**YOUR INSTRUCTIONS**
Reproduce the records below exactly as given.
====== RECORD EXTRACTS
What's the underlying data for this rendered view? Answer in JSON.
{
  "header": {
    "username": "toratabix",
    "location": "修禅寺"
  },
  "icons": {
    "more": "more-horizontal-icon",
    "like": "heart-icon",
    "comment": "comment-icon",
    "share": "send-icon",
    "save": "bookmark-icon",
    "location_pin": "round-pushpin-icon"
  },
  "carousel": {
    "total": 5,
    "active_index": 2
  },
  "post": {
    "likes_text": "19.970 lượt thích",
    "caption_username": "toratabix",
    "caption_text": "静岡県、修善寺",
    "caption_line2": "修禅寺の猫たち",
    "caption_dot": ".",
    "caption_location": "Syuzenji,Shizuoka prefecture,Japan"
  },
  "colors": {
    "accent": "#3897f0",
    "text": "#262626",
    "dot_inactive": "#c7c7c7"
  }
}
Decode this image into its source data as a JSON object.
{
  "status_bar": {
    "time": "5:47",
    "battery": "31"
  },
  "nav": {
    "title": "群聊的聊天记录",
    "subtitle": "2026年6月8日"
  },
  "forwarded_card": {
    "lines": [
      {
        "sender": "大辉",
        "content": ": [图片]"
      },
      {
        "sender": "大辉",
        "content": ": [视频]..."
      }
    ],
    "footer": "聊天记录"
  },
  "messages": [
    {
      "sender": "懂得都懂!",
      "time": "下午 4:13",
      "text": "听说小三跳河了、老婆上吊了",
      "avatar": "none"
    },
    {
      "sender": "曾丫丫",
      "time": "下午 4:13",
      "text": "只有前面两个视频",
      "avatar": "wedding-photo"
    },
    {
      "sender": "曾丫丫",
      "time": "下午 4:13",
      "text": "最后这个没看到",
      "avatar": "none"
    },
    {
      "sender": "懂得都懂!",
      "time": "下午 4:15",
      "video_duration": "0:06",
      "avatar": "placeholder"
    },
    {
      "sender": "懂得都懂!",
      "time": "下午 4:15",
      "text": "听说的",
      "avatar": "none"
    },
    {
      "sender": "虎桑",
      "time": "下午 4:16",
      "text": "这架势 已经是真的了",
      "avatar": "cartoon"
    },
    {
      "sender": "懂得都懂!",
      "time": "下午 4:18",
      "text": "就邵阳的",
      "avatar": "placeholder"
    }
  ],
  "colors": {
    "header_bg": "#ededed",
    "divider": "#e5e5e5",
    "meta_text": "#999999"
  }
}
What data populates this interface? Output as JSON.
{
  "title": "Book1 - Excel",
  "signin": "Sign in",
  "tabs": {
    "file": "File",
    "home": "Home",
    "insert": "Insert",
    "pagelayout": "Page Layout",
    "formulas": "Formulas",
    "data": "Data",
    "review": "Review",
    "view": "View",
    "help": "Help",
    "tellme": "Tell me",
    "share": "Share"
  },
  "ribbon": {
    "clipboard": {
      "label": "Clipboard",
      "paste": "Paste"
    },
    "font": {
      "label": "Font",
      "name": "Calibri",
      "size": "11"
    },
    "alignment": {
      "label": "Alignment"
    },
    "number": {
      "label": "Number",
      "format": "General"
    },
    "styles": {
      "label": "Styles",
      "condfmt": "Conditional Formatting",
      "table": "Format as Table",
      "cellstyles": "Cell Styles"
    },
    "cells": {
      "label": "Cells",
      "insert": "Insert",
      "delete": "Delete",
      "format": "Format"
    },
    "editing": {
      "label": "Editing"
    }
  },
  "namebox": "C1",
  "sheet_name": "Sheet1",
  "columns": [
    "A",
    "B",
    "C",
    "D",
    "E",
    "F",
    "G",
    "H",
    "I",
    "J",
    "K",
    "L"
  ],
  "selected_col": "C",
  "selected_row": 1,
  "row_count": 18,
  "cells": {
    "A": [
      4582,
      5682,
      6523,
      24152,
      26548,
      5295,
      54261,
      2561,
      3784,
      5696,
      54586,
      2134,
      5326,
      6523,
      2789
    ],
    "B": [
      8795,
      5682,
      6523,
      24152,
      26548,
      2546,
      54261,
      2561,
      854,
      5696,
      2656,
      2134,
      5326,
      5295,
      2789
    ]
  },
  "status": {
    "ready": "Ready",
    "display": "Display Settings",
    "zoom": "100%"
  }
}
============
**WRITTEN SOLUTION**
What's the underlying data for this rendered view? Answer in JSON.
{
  "header": {
    "username": "toratabix",
    "location": "修禅寺"
  },
  "icons": {
    "more": "more-horizontal-icon",
    "like": "heart-icon",
    "comment": "comment-icon",
    "share": "send-icon",
    "save": "bookmark-icon",
    "location_pin": "round-pushpin-icon"
  },
  "carousel": {
    "total": 5,
    "active_index": 2
  },
  "post": {
    "likes_text": "19.970 lượt thích",
    "caption_username": "toratabix",
    "caption_text": "静岡県、修善寺",
    "caption_line2": "修禅寺の猫たち",
    "caption_dot": ".",
    "caption_location": "Syuzenji,Shizuoka prefecture,Japan"
  },
  "colors": {
    "accent": "#3897f0",
    "text": "#262626",
    "dot_inactive": "#c7c7c7"
  }
}
Decode this image into its source data as a JSON object.
{
  "status_bar": {
    "time": "5:47",
    "battery": "31"
  },
  "nav": {
    "title": "群聊的聊天记录",
    "subtitle": "2026年6月8日"
  },
  "forwarded_card": {
    "lines": [
      {
        "sender": "大辉",
        "content": ": [图片]"
      },
      {
        "sender": "大辉",
        "content": ": [视频]..."
      }
    ],
    "footer": "聊天记录"
  },
  "messages": [
    {
      "sender": "懂得都懂!",
      "time": "下午 4:13",
      "text": "听说小三跳河了、老婆上吊了",
      "avatar": "none"
    },
    {
      "sender": "曾丫丫",
      "time": "下午 4:13",
      "text": "只有前面两个视频",
      "avatar": "wedding-photo"
    },
    {
      "sender": "曾丫丫",
      "time": "下午 4:13",
      "text": "最后这个没看到",
      "avatar": "none"
    },
    {
      "sender": "懂得都懂!",
      "time": "下午 4:15",
      "video_duration": "0:06",
      "avatar": "placeholder"
    },
    {
      "sender": "懂得都懂!",
      "time": "下午 4:15",
      "text": "听说的",
      "avatar": "none"
    },
    {
      "sender": "虎桑",
      "time": "下午 4:16",
      "text": "这架势 已经是真的了",
      "avatar": "cartoon"
    },
    {
      "sender": "懂得都懂!",
      "time": "下午 4:18",
      "text": "就邵阳的",
      "avatar": "placeholder"
    }
  ],
  "colors": {
    "header_bg": "#ededed",
    "divider": "#e5e5e5",
    "meta_text": "#999999"
  }
}
What data populates this interface? Output as JSON.
{
  "title": "Book1 - Excel",
  "signin": "Sign in",
  "tabs": {
    "file": "File",
    "home": "Home",
    "insert": "Insert",
    "pagelayout": "Page Layout",
    "formulas": "Formulas",
    "data": "Data",
    "review": "Review",
    "view": "View",
    "help": "Help",
    "tellme": "Tell me",
    "share": "Share"
  },
  "ribbon": {
    "clipboard": {
      "label": "Clipboard",
      "paste": "Paste"
    },
    "font": {
      "label": "Font",
      "name": "Calibri",
      "size": "11"
    },
    "alignment": {
      "label": "Alignment"
    },
    "number": {
      "label": "Number",
      "format": "General"
    },
    "styles": {
      "label": "Styles",
      "condfmt": "Conditional Formatting",
      "table": "Format as Table",
      "cellstyles": "Cell Styles"
    },
    "cells": {
      "label": "Cells",
      "insert": "Insert",
      "delete": "Delete",
      "format": "Format"
    },
    "editing": {
      "label": "Editing"
    }
  },
  "namebox": "C1",
  "sheet_name": "Sheet1",
  "columns": [
    "A",
    "B",
    "C",
    "D",
    "E",
    "F",
    "G",
    "H",
    "I",
    "J",
    "K",
    "L"
  ],
  "selected_col": "C",
  "selected_row": 1,
  "row_count": 18,
  "cells": {
    "A": [
      4582,
      5682,
      6523,
      24152,
      26548,
      5295,
      54261,
      2561,
      3784,
      5696,
      54586,
      2134,
      5326,
      6523,
      2789
    ],
    "B": [
      8795,
      5682,
      6523,
      24152,
      26548,
      2546,
      54261,
      2561,
      854,
      5696,
      2656,
      2134,
      5326,
      5295,
      2789
    ]
  },
  "status": {
    "ready": "Ready",
    "display": "Display Settings",
    "zoom": "100%"
  }
}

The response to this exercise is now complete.